Neighbourhood surprised when city opens homeless warming station next to a school
City defends location of temporary facility 'so people don't die on our streets'
Those living in the St. Lawrence Market neighbourhood say they were taken by surprise when the city set up an emergency homeless shelter in a community centre attached to an elementary school there just before Christmas.
"This morning police were over at the community centre picking up needles," community activist Erin Ademoglu wrote in an email to CBC Toronto last month. "School and community centre staff have been left to sort this out without a proper plan and and guidance."
The temporary warming station opened at the St. Lawrence Community Recreation Centre, on the Esplanade, in mid-December. The centre is physically connected to Market Lane Junior and Senior Public School.
The warming station is scheduled to stay open until the end of February, Coun. Pam McConnell said.
The centre can hold as many as 30 people and acts only an overflow facility, meaning homeless people need to be referred there from established shelters, the Ward 28 Toronto Centre–Rosedale councillor said.
"It's only open at 9 p.m., it's after all the community uses, really, and it's cleared by nine in the morning, because they're going somewhere else for breakfast."
As for the discovery of needles in December, McConnell said there's no evidence they came from people who'd been staying at the warming centre.
"They weren't any different than any of the needles that are being used in all of the back alleys in all of the downtown areas," she said.
Local street nurse Cathy Crowe, who lives in the neighbourhood, agreed with residents like Ademoglu who say the facility is in the wrong place.
"They should have picked a community centre that is just a community centre — not a shared facility," she said. "The city just messed up royally on this."
Crowe also said the city did a poor job of communicating its plans to residents.
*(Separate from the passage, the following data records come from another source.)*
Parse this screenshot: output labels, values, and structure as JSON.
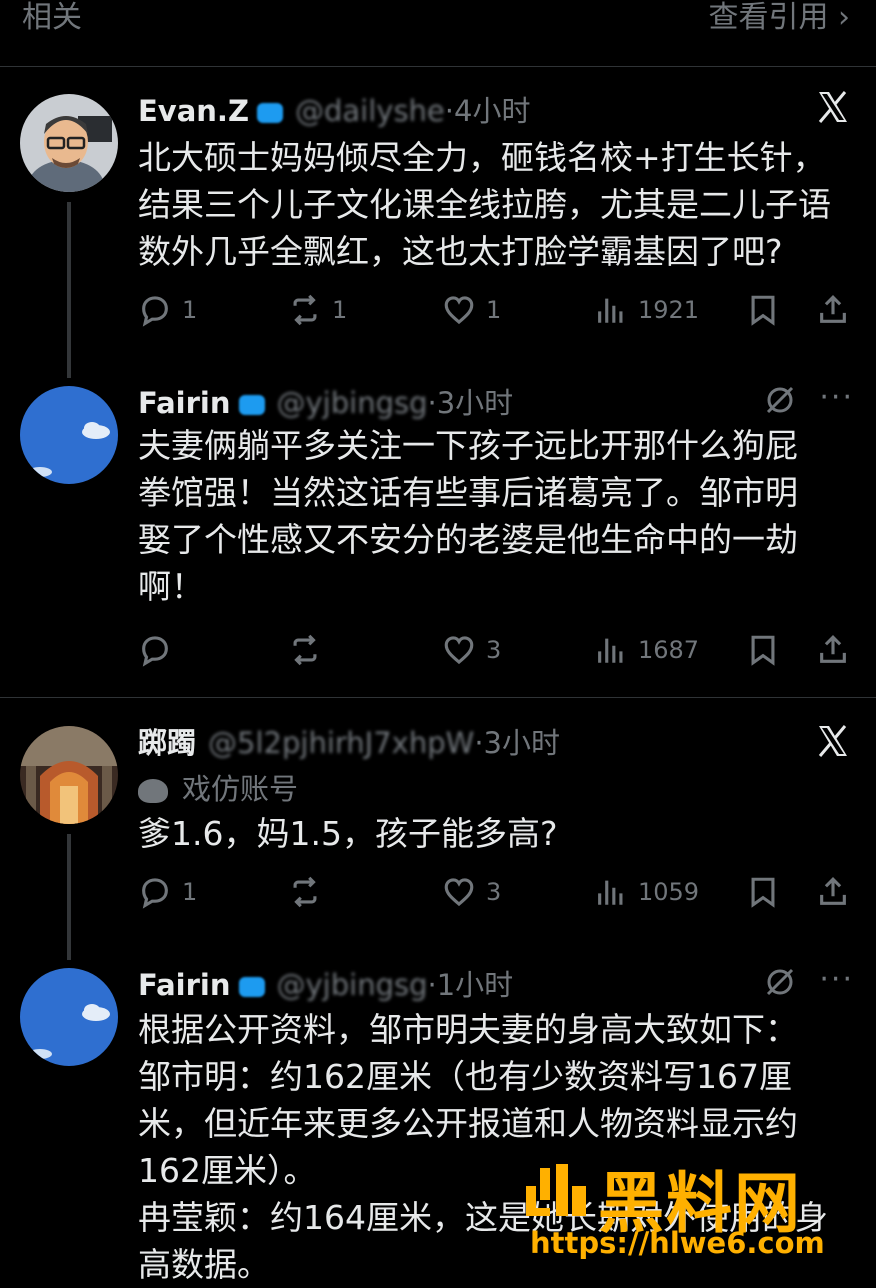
{
  "topbar": {
    "left_label": "相关",
    "right_label": "查看引用"
  },
  "posts": [
    {
      "author": "Evan.Z",
      "handle": "@dailyshe",
      "time": "·4小时",
      "lines": [
        "北大硕士妈妈倾尽全力，砸钱名校+打生长针，",
        "结果三个儿子文化课全线拉胯，尤其是二儿子语",
        "数外几乎全飘红，这也太打脸学霸基因了吧?"
      ],
      "replies": "1",
      "reposts": "1",
      "likes": "1",
      "views": "1921"
    },
    {
      "author": "Fairin",
      "handle": "@yjbingsg",
      "time": "·3小时",
      "lines": [
        "夫妻俩躺平多关注一下孩子远比开那什么狗屁",
        "拳馆强！当然这话有些事后诸葛亮了。邹市明",
        "娶了个性感又不安分的老婆是他生命中的一劫",
        "啊！"
      ],
      "replies": "",
      "reposts": "",
      "likes": "3",
      "views": "1687"
    },
    {
      "author": "踯躅",
      "handle": "@5l2pjhirhJ7xhpW",
      "time": "·3小时",
      "parody_label": "戏仿账号",
      "lines": [
        "爹1.6，妈1.5，孩子能多高?"
      ],
      "replies": "1",
      "reposts": "",
      "likes": "3",
      "views": "1059"
    },
    {
      "author": "Fairin",
      "handle": "@yjbingsg",
      "time": "·1小时",
      "lines": [
        "根据公开资料，邹市明夫妻的身高大致如下：",
        "邹市明：约162厘米（也有少数资料写167厘",
        "米，但近年来更多公开报道和人物资料显示约",
        "162厘米）。",
        "冉莹颖：约164厘米，这是她长期对外使用的身",
        "高数据。"
      ]
    }
  ],
  "watermark": {
    "title": "黑料网",
    "url": "https://hlwe6.com"
  },
  "colors": {
    "background": "#000000",
    "text": "#e7e9ea",
    "muted": "#71767b",
    "divider": "#2f3336",
    "watermark": "#ffb000"
  }
}
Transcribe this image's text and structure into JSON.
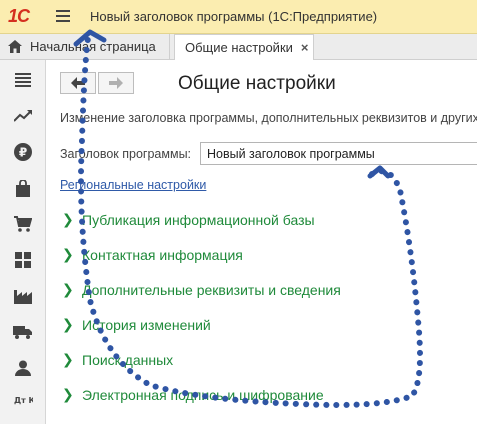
{
  "titlebar": {
    "logo": "1С",
    "title": "Новый заголовок программы  (1С:Предприятие)"
  },
  "tabs": {
    "home": "Начальная страница",
    "active": "Общие настройки",
    "close": "×"
  },
  "page": {
    "title": "Общие настройки",
    "description": "Изменение заголовка программы, дополнительных реквизитов и других",
    "field_label": "Заголовок программы:",
    "field_value": "Новый заголовок программы",
    "regional_link": "Региональные настройки"
  },
  "groups": [
    "Публикация информационной базы",
    "Контактная информация",
    "Дополнительные реквизиты и сведения",
    "История изменений",
    "Поиск данных",
    "Электронная подпись и шифрование"
  ],
  "sidebar_icons": [
    "menu-icon",
    "trend-icon",
    "ruble-icon",
    "bag-icon",
    "cart-icon",
    "grid-icon",
    "factory-icon",
    "truck-icon",
    "person-icon",
    "dt-kt-icon"
  ],
  "sidebar_labels": {
    "dt_kt": "Дт Кт"
  },
  "colors": {
    "titlebar": "#fbedb0",
    "group_text": "#1f8a3a",
    "link": "#2f5aa8",
    "annotation": "#2f55a4"
  }
}
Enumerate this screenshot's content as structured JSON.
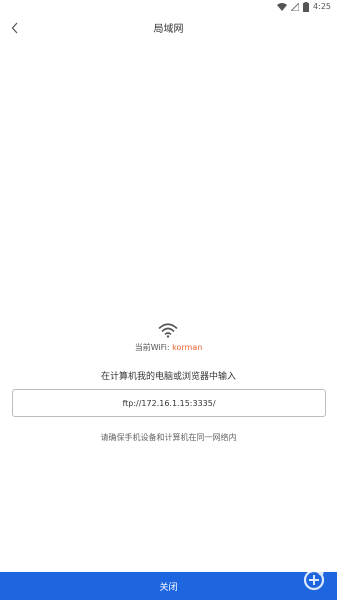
{
  "status_bar": {
    "time": "4:25",
    "icons": [
      "wifi-icon",
      "signal-off-icon",
      "battery-icon"
    ]
  },
  "header": {
    "back_icon": "chevron-left-icon",
    "title": "局域网"
  },
  "main": {
    "wifi_label": "当前WiFi: ",
    "wifi_name": "korman",
    "instruction": "在计算机我的电脑或浏览器中输入",
    "ftp_address": "ftp://172.16.1.15:3335/",
    "note": "请确保手机设备和计算机在同一网络内"
  },
  "footer": {
    "close_label": "关闭"
  },
  "colors": {
    "accent_blue": "#1e66e0",
    "wifi_name_orange": "#f0622d"
  }
}
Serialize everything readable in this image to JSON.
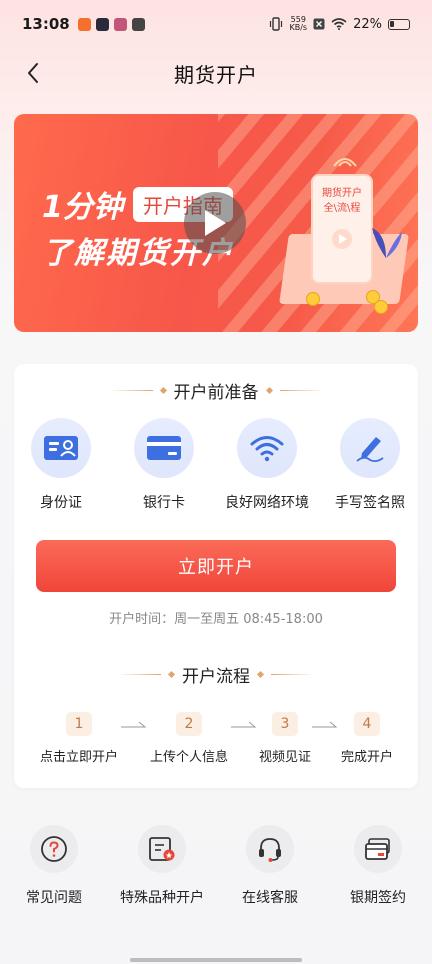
{
  "status_bar": {
    "time": "13:08",
    "net_speed_value": "559",
    "net_speed_unit": "KB/s",
    "battery": "22%"
  },
  "header": {
    "title": "期货开户"
  },
  "banner": {
    "line1_prefix": "1分钟",
    "guide_tag": "开户指南",
    "line2": "了解期货开户",
    "phone_text_1": "期货开户",
    "phone_text_2": "全\\流\\程"
  },
  "preparation": {
    "title": "开户前准备",
    "items": [
      {
        "label": "身份证",
        "icon": "id-card-icon"
      },
      {
        "label": "银行卡",
        "icon": "bank-card-icon"
      },
      {
        "label": "良好网络环境",
        "icon": "wifi-icon"
      },
      {
        "label": "手写签名照",
        "icon": "signature-pen-icon"
      }
    ]
  },
  "open_account": {
    "button_label": "立即开户",
    "hours": "开户时间：周一至周五 08:45-18:00"
  },
  "process": {
    "title": "开户流程",
    "steps": [
      {
        "num": "1",
        "label": "点击立即开户"
      },
      {
        "num": "2",
        "label": "上传个人信息"
      },
      {
        "num": "3",
        "label": "视频见证"
      },
      {
        "num": "4",
        "label": "完成开户"
      }
    ]
  },
  "services": [
    {
      "label": "常见问题",
      "icon": "question-icon"
    },
    {
      "label": "特殊品种开户",
      "icon": "special-product-icon"
    },
    {
      "label": "在线客服",
      "icon": "headset-icon"
    },
    {
      "label": "银期签约",
      "icon": "bank-futures-sign-icon"
    }
  ],
  "colors": {
    "primary": "#f1453a",
    "accent_gold": "#e2a46a",
    "icon_blue": "#3d6fe0"
  }
}
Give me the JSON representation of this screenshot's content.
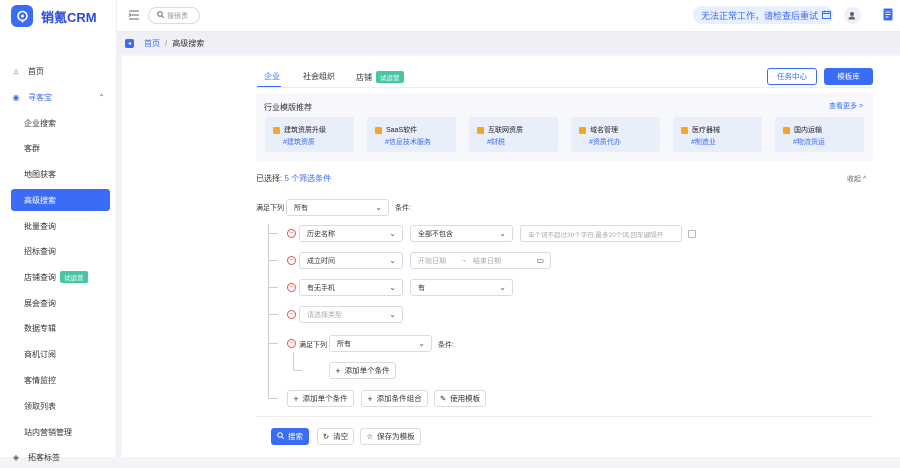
{
  "app": {
    "name": "销氪CRM"
  },
  "sidebar": {
    "items": [
      {
        "label": "首页"
      },
      {
        "label": "寻客宝"
      },
      {
        "label": "企业搜索"
      },
      {
        "label": "客群"
      },
      {
        "label": "地图获客"
      },
      {
        "label": "高级搜索"
      },
      {
        "label": "批量查询"
      },
      {
        "label": "招标查询"
      },
      {
        "label": "店铺查询",
        "badge": "试运营"
      },
      {
        "label": "展会查询"
      },
      {
        "label": "数据专辑"
      },
      {
        "label": "商机订阅"
      },
      {
        "label": "客情监控"
      },
      {
        "label": "领取列表"
      },
      {
        "label": "站内营销管理"
      },
      {
        "label": "拓客标签"
      }
    ]
  },
  "header": {
    "search_placeholder": "搜很贵",
    "notice": "无法正常工作，请检查后重试"
  },
  "breadcrumb": {
    "home": "首页",
    "current": "高级搜索"
  },
  "tabs": [
    {
      "label": "企业"
    },
    {
      "label": "社会组织"
    },
    {
      "label": "店铺",
      "badge": "试运营"
    }
  ],
  "actions": {
    "task_center": "任务中心",
    "template_lib": "模板库"
  },
  "templates": {
    "title": "行业模版推荐",
    "more": "查看更多 >",
    "cards": [
      {
        "name": "建筑资质升级",
        "tag": "#建筑资质"
      },
      {
        "name": "SaaS软件",
        "tag": "#信息技术服务"
      },
      {
        "name": "互联网资质",
        "tag": "#财税"
      },
      {
        "name": "域名管理",
        "tag": "#资质代办"
      },
      {
        "name": "医疗器械",
        "tag": "#制造业"
      },
      {
        "name": "国内运输",
        "tag": "#物流货运"
      }
    ]
  },
  "filters": {
    "selected_prefix": "已选择:",
    "selected_count": "5 个筛选条件",
    "collapse": "收起 ^",
    "match_prefix": "满足下列",
    "match_value": "所有",
    "match_suffix": "条件:",
    "rows": [
      {
        "field": "历史名称",
        "op": "全部不包含",
        "input_placeholder": "单个词不超过30个字符,最多20个词,回车键隔开"
      },
      {
        "field": "成立时间",
        "start_placeholder": "开始日期",
        "arrow": "→",
        "end_placeholder": "结束日期"
      },
      {
        "field": "有无手机",
        "value": "有"
      },
      {
        "field_placeholder": "请选择类型"
      }
    ],
    "nested": {
      "prefix": "满足下列",
      "value": "所有",
      "suffix": "条件:",
      "add_single": "添加单个条件"
    },
    "add_single": "添加单个条件",
    "add_group": "添加条件组合",
    "use_template": "使用模板"
  },
  "footer": {
    "search": "搜索",
    "clear": "清空",
    "save_template": "保存为模板"
  },
  "colors": {
    "primary": "#3b6cf6",
    "badge": "#48c6a4",
    "danger": "#e45656"
  }
}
"The city has not done any communicating with the media, no communication to outreach workers and no attempt to communicate with the homeless," she said. "I call it the secret warming centre."
She has been lobbying the city to open more permanent, 24-hour shelters in its armouries at Fort York and Moss Park.
McConnell told CBC Toronto on Monday that she arranged for a meeting between city staff and residents within days of finding out that the warming centre would open.
And she defended the decision to open it in the St. Lawrence Community Recreation Centre.
"Council has made it very clear that these are facilities and programs that have to be in place to ensure that people don't die on our streets."